‘eGrove’ is the product of a process that took the library staff more than a year to work through, and they will begin holding workshops and training sessions soon to get the campus community acclimated to the new resource.

Documents, photographs, recordings and existing digital collections that the staff have migrated to the new platform have transferring to ‘eGrove’ since January, totaling over 43,000 items. Ole Miss yearbooks up to 2013; graduate theses and dissertations from 2010-19 and Honors College theses through 2019 have all been uploaded.

Coming up with the name for the library’s new digital tool came to the library staff fairly easy.

“The Grove is a place where things begin, and where they end,” said Michelle Emanuel, head of metadata and digital initiatives. “It’s more than just a place to tailgate; it’s a place to gather. It’s an outdoor classroom.”

The new archive creates a network of important documents, including a file of theses and dissertations presented at the university, unless the author wishes to keep it private. These documents will become resources researchers across the country can view and hopefully the online presence will create networking opportunities and invitations for collaborations.

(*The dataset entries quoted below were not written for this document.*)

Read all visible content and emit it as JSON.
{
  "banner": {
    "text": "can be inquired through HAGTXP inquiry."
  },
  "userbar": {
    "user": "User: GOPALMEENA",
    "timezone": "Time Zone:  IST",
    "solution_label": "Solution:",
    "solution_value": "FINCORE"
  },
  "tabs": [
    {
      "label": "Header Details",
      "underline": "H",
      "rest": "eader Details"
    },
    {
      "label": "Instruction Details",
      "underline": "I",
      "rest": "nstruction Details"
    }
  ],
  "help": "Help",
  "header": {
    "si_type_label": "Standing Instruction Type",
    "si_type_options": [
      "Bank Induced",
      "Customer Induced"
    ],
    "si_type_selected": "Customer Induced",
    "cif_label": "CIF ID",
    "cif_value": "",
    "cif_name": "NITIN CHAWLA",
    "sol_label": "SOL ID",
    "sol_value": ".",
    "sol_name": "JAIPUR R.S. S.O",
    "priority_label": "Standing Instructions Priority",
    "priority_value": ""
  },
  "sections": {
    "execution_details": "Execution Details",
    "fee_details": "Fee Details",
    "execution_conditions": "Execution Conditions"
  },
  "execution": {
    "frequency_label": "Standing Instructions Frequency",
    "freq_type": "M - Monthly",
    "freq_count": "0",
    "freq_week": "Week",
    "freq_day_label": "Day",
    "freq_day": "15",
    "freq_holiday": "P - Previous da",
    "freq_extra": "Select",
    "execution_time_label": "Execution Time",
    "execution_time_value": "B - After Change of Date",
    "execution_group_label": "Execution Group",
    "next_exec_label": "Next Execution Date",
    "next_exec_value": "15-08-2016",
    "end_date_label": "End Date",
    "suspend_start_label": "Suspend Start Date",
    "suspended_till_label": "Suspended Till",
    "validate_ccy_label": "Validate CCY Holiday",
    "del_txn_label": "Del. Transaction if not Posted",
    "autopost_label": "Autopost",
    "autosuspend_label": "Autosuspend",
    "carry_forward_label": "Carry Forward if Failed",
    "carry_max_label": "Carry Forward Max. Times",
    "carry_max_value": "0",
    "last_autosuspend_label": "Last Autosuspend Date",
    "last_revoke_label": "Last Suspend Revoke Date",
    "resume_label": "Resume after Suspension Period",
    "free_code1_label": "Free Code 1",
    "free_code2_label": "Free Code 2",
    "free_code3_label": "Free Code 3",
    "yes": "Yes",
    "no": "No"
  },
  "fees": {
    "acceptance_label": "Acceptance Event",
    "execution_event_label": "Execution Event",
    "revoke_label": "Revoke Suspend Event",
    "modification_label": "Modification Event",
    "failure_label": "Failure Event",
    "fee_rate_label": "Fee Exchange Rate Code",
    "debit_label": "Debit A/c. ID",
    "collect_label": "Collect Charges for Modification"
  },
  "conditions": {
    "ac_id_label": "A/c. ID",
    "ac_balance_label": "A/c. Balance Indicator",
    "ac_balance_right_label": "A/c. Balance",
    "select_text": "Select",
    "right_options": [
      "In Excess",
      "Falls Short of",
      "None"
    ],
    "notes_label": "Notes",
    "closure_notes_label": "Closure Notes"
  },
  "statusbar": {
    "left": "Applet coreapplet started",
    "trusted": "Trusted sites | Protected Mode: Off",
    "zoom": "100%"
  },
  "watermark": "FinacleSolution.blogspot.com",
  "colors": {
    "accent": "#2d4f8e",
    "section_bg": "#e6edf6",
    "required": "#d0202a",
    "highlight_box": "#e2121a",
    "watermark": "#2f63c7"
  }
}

More than 25,000 downloads from across the United States and 170 countries have been recorded.

The platform can also house documents from scholarly conferences and symposiums hosted at the university, which could have value to researchers in years to come. Several conferences have been hosted on ‘eGrove’ already, including the recent Comicana which ran last month.

Classroom materials, such as free learning materials, are also available for students and faculty to share on ‘eGrove.’

“It’s a place for the university’s intellectual and creative output, but also its history and its archives will be there,” Emanuel said. “It can be really anything. Your website has the most current information, whereas your repository can store all of your legacy content.”